The second theory says that the term lasagna originated from the Greek lasagna that means "trivet or stand for a pot", or "chamber pot". The Romans adapted the word as "lasanum", that means "cooking pot" in Latin. The Italians use this word to refer to the pot in which lasagna is prepared. After some time, the name of the food also adapted the name of the serving dish.

According to the third theory the term is taken from the 14th century English recipe "Loseyn". This believe came into existence due to the similarities in both the process described in preparing the dish and the two terms.


Here I'm afraid the Altius entry lets us down a little. It points out, utterly correctly, that not only is it "a great effort" to "tak[e] the time out to cook lasagna," but that at the particular time of year when National Lasagna Day falls, "running the oven for an hour in the scorching heat is not that much appealing." True that! The entry goes on to suggest that "you can visit a local Italian eatery to relish all of the lasagna you want, without actually cooking it yourself," noting further that many Italian ("or even other") restaurants offer discounted or even free servings of lasagna on the occasion of National Lasagna Day. However, I'm afraid the entry has more faith in restaurant lasagna than I do.

Undoubtedly there are restaurants that serve decent lasagna, but I would be reluctant to entry my National Lasagna Day celebration to one of them without a reliable recommendation. And the people most likely to be qualified to appreciate a recommendable version are people who normally get their lasagna from an authentic Italian mother or grandmother. So really, if you don't have access to one of them, you're very likely screwed.

In my case, back in the day a Jewish grandmother was an altogether satisfactory substitute. Mine learned her lasagna basics relatively late in life from the Italian neighbors across the road from her summer home. From those basics she applied her (excellent) kitchen instincts, and the results were simply lovely.
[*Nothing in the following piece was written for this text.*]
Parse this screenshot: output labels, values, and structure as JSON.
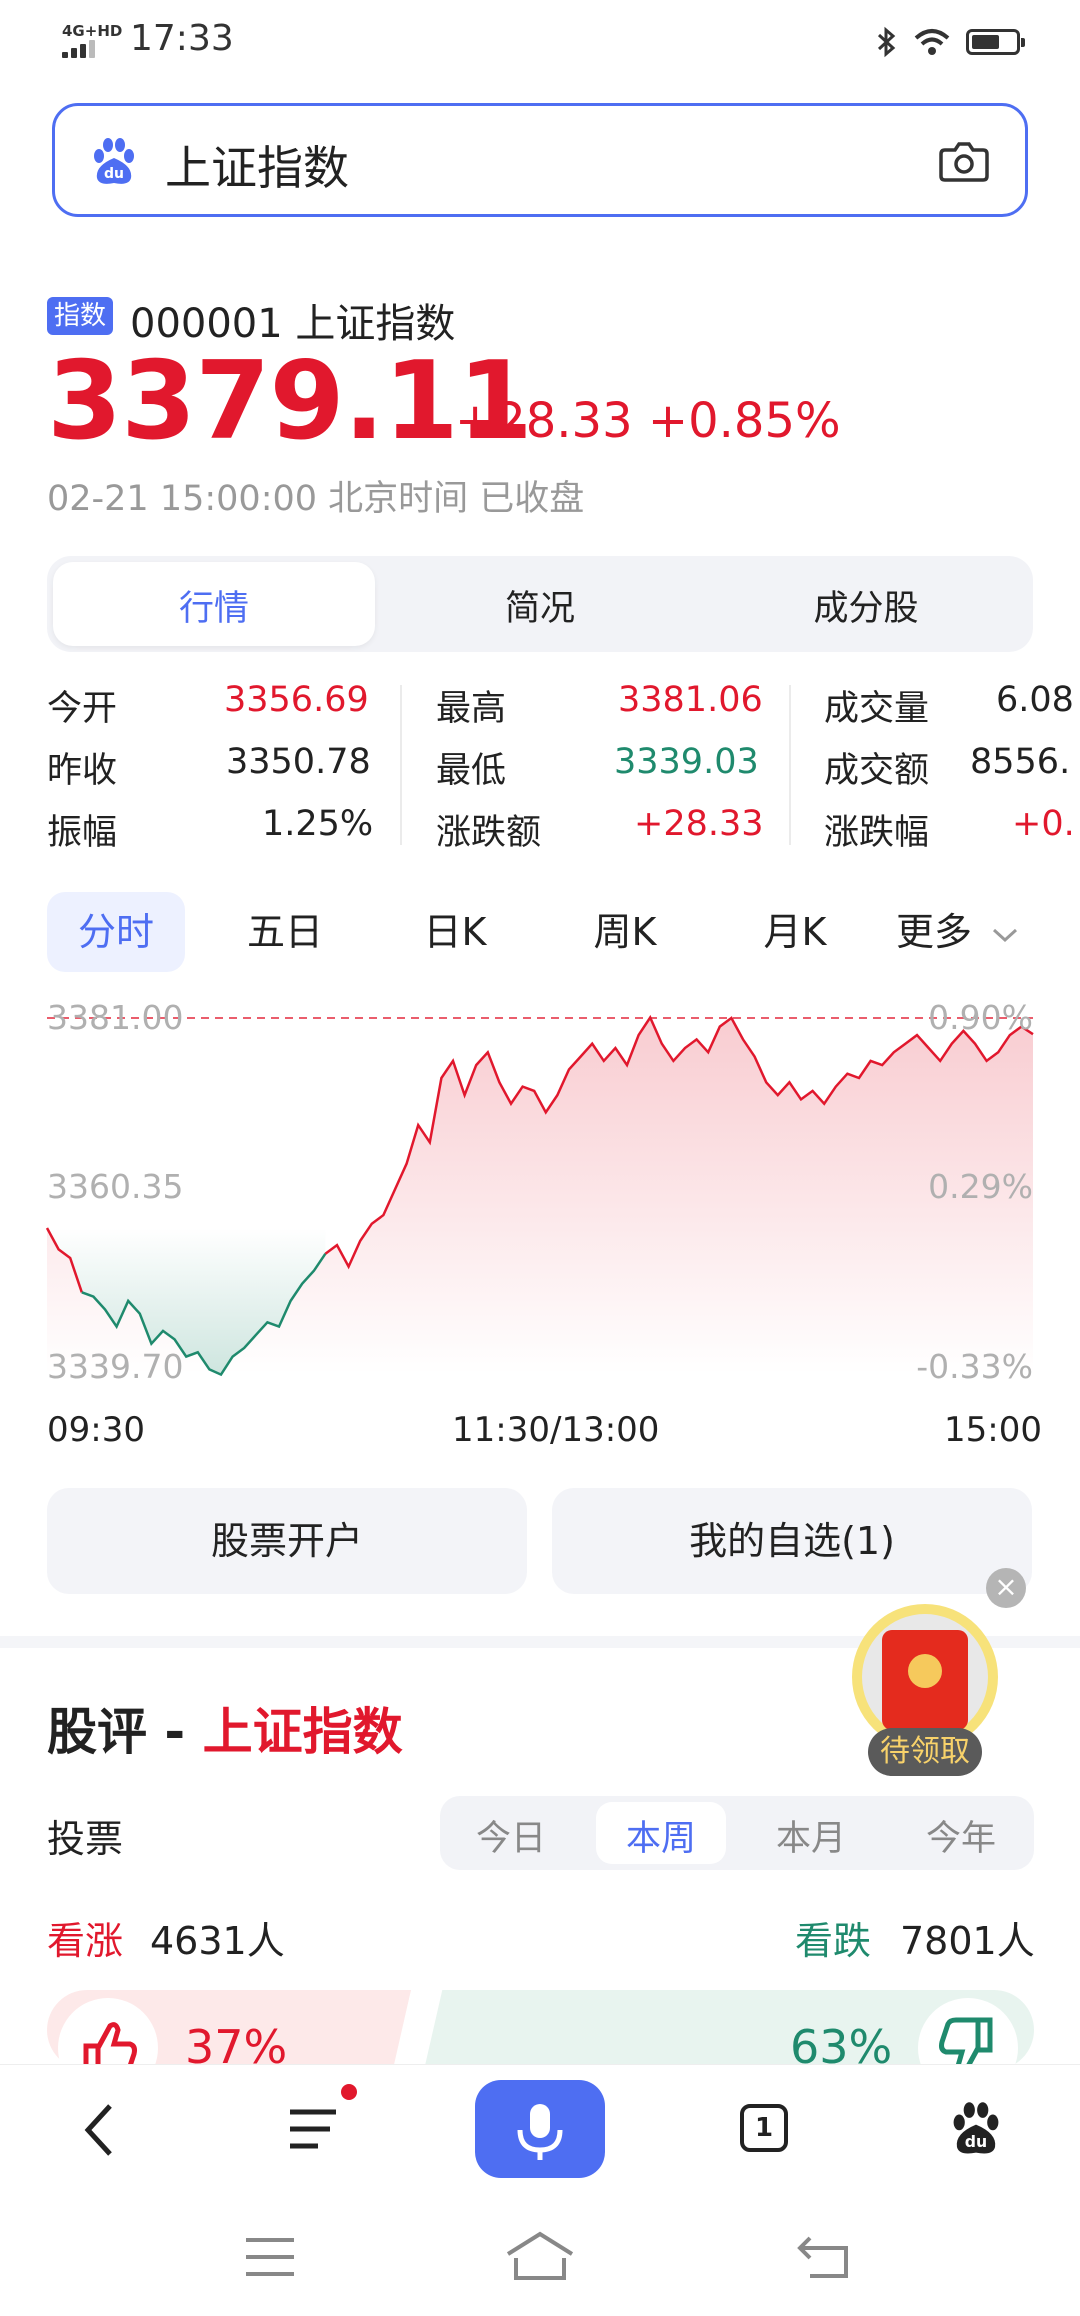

When she could be persuaded to do it, or more likely when she herself felt an itch to do it, she always used the bottom half of her regular old-fashioned oval roaster, producing a giant oval's worth of the stuff to a depth of about six inches. The result could feed even our band of hungry eaters for a couple of weeks, the best part being that each time the stuff was reheated, it got better.

As I say, though, it usually took persuasion, for two reasons that I recall. First, that it was "so much potchke," which I'm sure it was. And second, that with "all those cheeses," it was "so expensive." I'm almost relieved that she's not around now to price out her recipe. In our day and age, making a tub of lasagna in the quantity my grandmother did might require a bank loan.
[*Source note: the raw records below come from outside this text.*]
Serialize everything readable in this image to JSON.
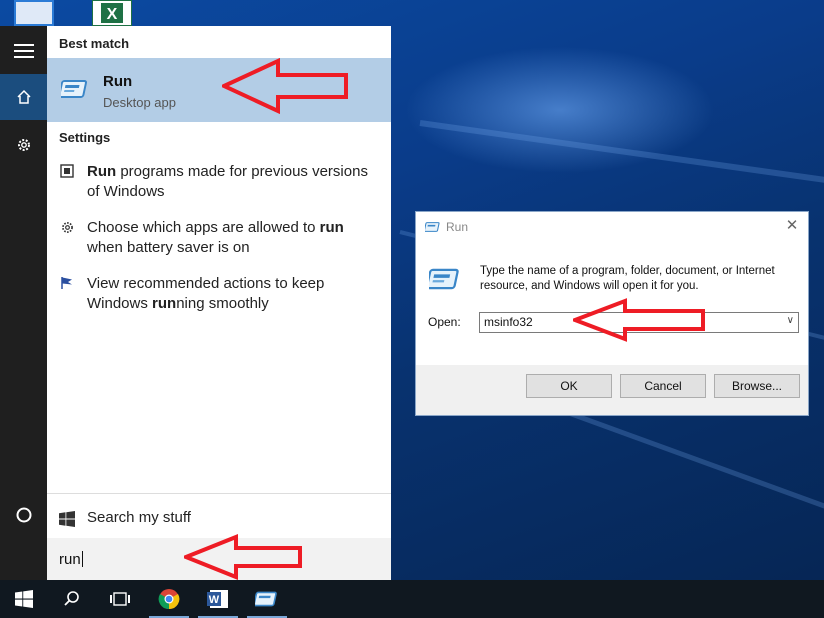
{
  "start_menu": {
    "best_match_heading": "Best match",
    "best_match": {
      "title": "Run",
      "subtitle": "Desktop app"
    },
    "settings_heading": "Settings",
    "settings": [
      {
        "bold": "Run",
        "rest": " programs made for previous versions of Windows",
        "icon": "compatibility-icon"
      },
      {
        "pre": "Choose which apps are allowed to ",
        "bold": "run",
        "rest": " when battery saver is on",
        "icon": "gear-icon"
      },
      {
        "pre": "View recommended actions to keep Windows ",
        "bold": "run",
        "rest": "ning smoothly",
        "icon": "flag-icon"
      }
    ],
    "search_my_stuff": "Search my stuff",
    "search_value": "run"
  },
  "run_dialog": {
    "title": "Run",
    "message": "Type the name of a program, folder, document, or Internet resource, and Windows will open it for you.",
    "open_label": "Open:",
    "open_value": "msinfo32",
    "ok": "OK",
    "cancel": "Cancel",
    "browse": "Browse..."
  },
  "colors": {
    "accent": "#1b4d7e",
    "best_match_bg": "#b3cde6",
    "annotation_red": "#ee1c25"
  }
}
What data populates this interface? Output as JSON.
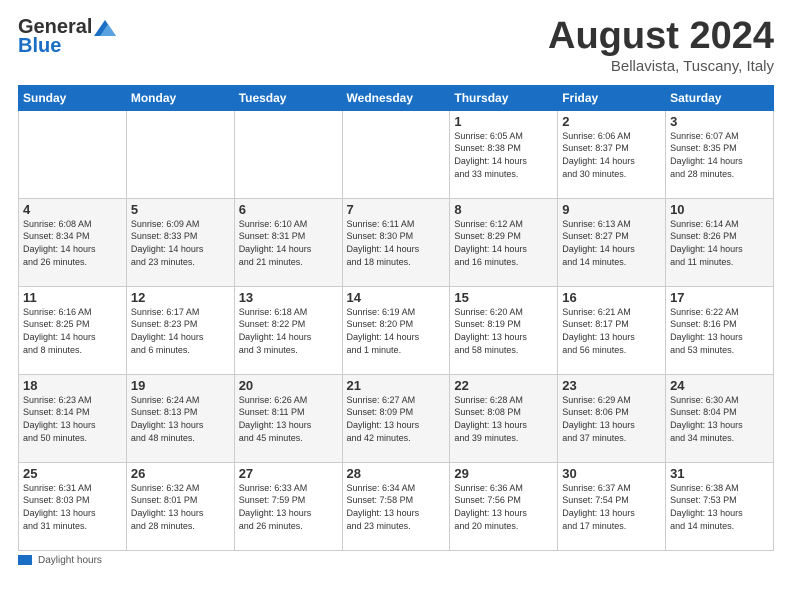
{
  "logo": {
    "general": "General",
    "blue": "Blue"
  },
  "title": "August 2024",
  "location": "Bellavista, Tuscany, Italy",
  "days_of_week": [
    "Sunday",
    "Monday",
    "Tuesday",
    "Wednesday",
    "Thursday",
    "Friday",
    "Saturday"
  ],
  "legend_label": "Daylight hours",
  "weeks": [
    [
      {
        "num": "",
        "info": ""
      },
      {
        "num": "",
        "info": ""
      },
      {
        "num": "",
        "info": ""
      },
      {
        "num": "",
        "info": ""
      },
      {
        "num": "1",
        "info": "Sunrise: 6:05 AM\nSunset: 8:38 PM\nDaylight: 14 hours\nand 33 minutes."
      },
      {
        "num": "2",
        "info": "Sunrise: 6:06 AM\nSunset: 8:37 PM\nDaylight: 14 hours\nand 30 minutes."
      },
      {
        "num": "3",
        "info": "Sunrise: 6:07 AM\nSunset: 8:35 PM\nDaylight: 14 hours\nand 28 minutes."
      }
    ],
    [
      {
        "num": "4",
        "info": "Sunrise: 6:08 AM\nSunset: 8:34 PM\nDaylight: 14 hours\nand 26 minutes."
      },
      {
        "num": "5",
        "info": "Sunrise: 6:09 AM\nSunset: 8:33 PM\nDaylight: 14 hours\nand 23 minutes."
      },
      {
        "num": "6",
        "info": "Sunrise: 6:10 AM\nSunset: 8:31 PM\nDaylight: 14 hours\nand 21 minutes."
      },
      {
        "num": "7",
        "info": "Sunrise: 6:11 AM\nSunset: 8:30 PM\nDaylight: 14 hours\nand 18 minutes."
      },
      {
        "num": "8",
        "info": "Sunrise: 6:12 AM\nSunset: 8:29 PM\nDaylight: 14 hours\nand 16 minutes."
      },
      {
        "num": "9",
        "info": "Sunrise: 6:13 AM\nSunset: 8:27 PM\nDaylight: 14 hours\nand 14 minutes."
      },
      {
        "num": "10",
        "info": "Sunrise: 6:14 AM\nSunset: 8:26 PM\nDaylight: 14 hours\nand 11 minutes."
      }
    ],
    [
      {
        "num": "11",
        "info": "Sunrise: 6:16 AM\nSunset: 8:25 PM\nDaylight: 14 hours\nand 8 minutes."
      },
      {
        "num": "12",
        "info": "Sunrise: 6:17 AM\nSunset: 8:23 PM\nDaylight: 14 hours\nand 6 minutes."
      },
      {
        "num": "13",
        "info": "Sunrise: 6:18 AM\nSunset: 8:22 PM\nDaylight: 14 hours\nand 3 minutes."
      },
      {
        "num": "14",
        "info": "Sunrise: 6:19 AM\nSunset: 8:20 PM\nDaylight: 14 hours\nand 1 minute."
      },
      {
        "num": "15",
        "info": "Sunrise: 6:20 AM\nSunset: 8:19 PM\nDaylight: 13 hours\nand 58 minutes."
      },
      {
        "num": "16",
        "info": "Sunrise: 6:21 AM\nSunset: 8:17 PM\nDaylight: 13 hours\nand 56 minutes."
      },
      {
        "num": "17",
        "info": "Sunrise: 6:22 AM\nSunset: 8:16 PM\nDaylight: 13 hours\nand 53 minutes."
      }
    ],
    [
      {
        "num": "18",
        "info": "Sunrise: 6:23 AM\nSunset: 8:14 PM\nDaylight: 13 hours\nand 50 minutes."
      },
      {
        "num": "19",
        "info": "Sunrise: 6:24 AM\nSunset: 8:13 PM\nDaylight: 13 hours\nand 48 minutes."
      },
      {
        "num": "20",
        "info": "Sunrise: 6:26 AM\nSunset: 8:11 PM\nDaylight: 13 hours\nand 45 minutes."
      },
      {
        "num": "21",
        "info": "Sunrise: 6:27 AM\nSunset: 8:09 PM\nDaylight: 13 hours\nand 42 minutes."
      },
      {
        "num": "22",
        "info": "Sunrise: 6:28 AM\nSunset: 8:08 PM\nDaylight: 13 hours\nand 39 minutes."
      },
      {
        "num": "23",
        "info": "Sunrise: 6:29 AM\nSunset: 8:06 PM\nDaylight: 13 hours\nand 37 minutes."
      },
      {
        "num": "24",
        "info": "Sunrise: 6:30 AM\nSunset: 8:04 PM\nDaylight: 13 hours\nand 34 minutes."
      }
    ],
    [
      {
        "num": "25",
        "info": "Sunrise: 6:31 AM\nSunset: 8:03 PM\nDaylight: 13 hours\nand 31 minutes."
      },
      {
        "num": "26",
        "info": "Sunrise: 6:32 AM\nSunset: 8:01 PM\nDaylight: 13 hours\nand 28 minutes."
      },
      {
        "num": "27",
        "info": "Sunrise: 6:33 AM\nSunset: 7:59 PM\nDaylight: 13 hours\nand 26 minutes."
      },
      {
        "num": "28",
        "info": "Sunrise: 6:34 AM\nSunset: 7:58 PM\nDaylight: 13 hours\nand 23 minutes."
      },
      {
        "num": "29",
        "info": "Sunrise: 6:36 AM\nSunset: 7:56 PM\nDaylight: 13 hours\nand 20 minutes."
      },
      {
        "num": "30",
        "info": "Sunrise: 6:37 AM\nSunset: 7:54 PM\nDaylight: 13 hours\nand 17 minutes."
      },
      {
        "num": "31",
        "info": "Sunrise: 6:38 AM\nSunset: 7:53 PM\nDaylight: 13 hours\nand 14 minutes."
      }
    ]
  ]
}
As it happens, just recently I had a link for something called skillet lasagna, which roused my curiosity enough for a click-through, and I have to say, it looked kind of interesting. It's made possible, of course, by the advent of "no boil" lasagna noodles.

As I discovered when I tried to re-find the link I'd been looking at, there's now skillet lasagna all over the Net. The version pictured above isn't the one I was looking for. It's from Food Network, and it looks kind of gross, and looking through the recipe doesn't make me want to make it the way the other recipe kind of did. But you could try it. If you do, let the rest of us know how it turned out.
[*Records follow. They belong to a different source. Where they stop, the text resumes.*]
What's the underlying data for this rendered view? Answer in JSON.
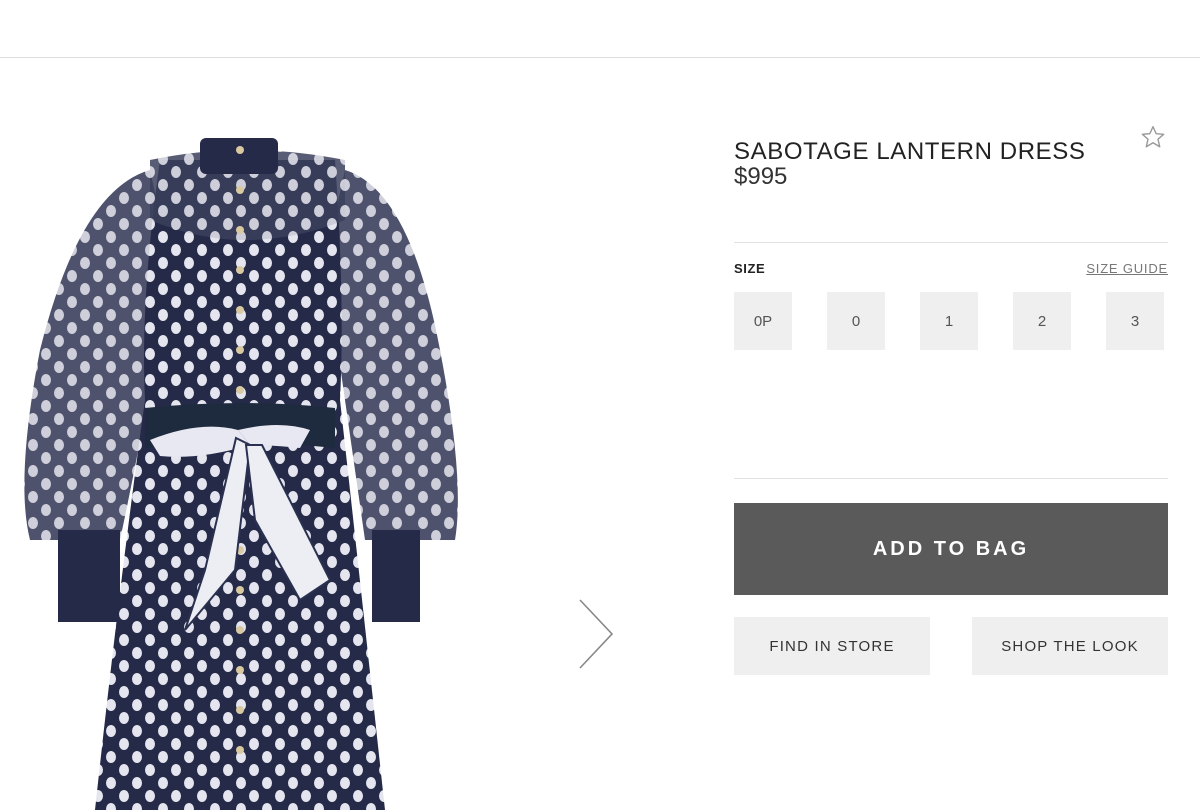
{
  "product": {
    "title": "SABOTAGE LANTERN DRESS",
    "price": "$995",
    "favorite_icon": "star-outline-icon",
    "image_alt": "Navy polka dot lantern-sleeve dress with scarf tie belt"
  },
  "size": {
    "label": "SIZE",
    "guide_link": "SIZE GUIDE",
    "options": [
      "0P",
      "0",
      "1",
      "2",
      "3"
    ]
  },
  "actions": {
    "add_to_bag": "ADD TO BAG",
    "find_in_store": "FIND IN STORE",
    "shop_the_look": "SHOP THE LOOK"
  },
  "gallery": {
    "next_icon": "chevron-right-icon"
  },
  "colors": {
    "dress_navy": "#252a48",
    "dot": "#e4e5ee",
    "primary_button": "#5a5a5a",
    "secondary_button": "#efefef"
  }
}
At 1:13 PM, Anonymous Anonymous said...

Forget skillet lasagna. It really should be made in a deep, straight-sided pan. I learned from my mother's Italian friend. Her sauce (tomato "gravy") was enriched to a decadent degree with sliced italian sausages and homemade meatballs. Your grandma was right: it's very expensive to make a large lasagna and it's a lot of potchke. But utterly worth it. Leftovers are even better because the layers have a chance to meld and hold their shape.

May I suggest a few lasagna variations: Lidia Bastianich has a recipe for layering eggplant, mozzarella, sauce and risotto rice instead of noodles. I substitute short-grain brown rice and really lay on the eggplant and cheese. It's a new fave in my house.

The other variation takes layers of no-bake noodles, italian turkey sausage cooked and crumbled with sautéed onions, mozzarella and grated cheese, and copious amounts of homemade bechamel sauce instead of ricotta. It is delicious.

In fact, you've inspired me. I happen to have a large container of ricotta and a few packages of mozz in the fridge. Tomorrow: lasagna for dinner!

At 4:21 PM, Blogger KenInNY said...

Now that's what I call getting into the spirit of things! Lots of good thoughts to share there! Thanks!



Post a Comment

<< Home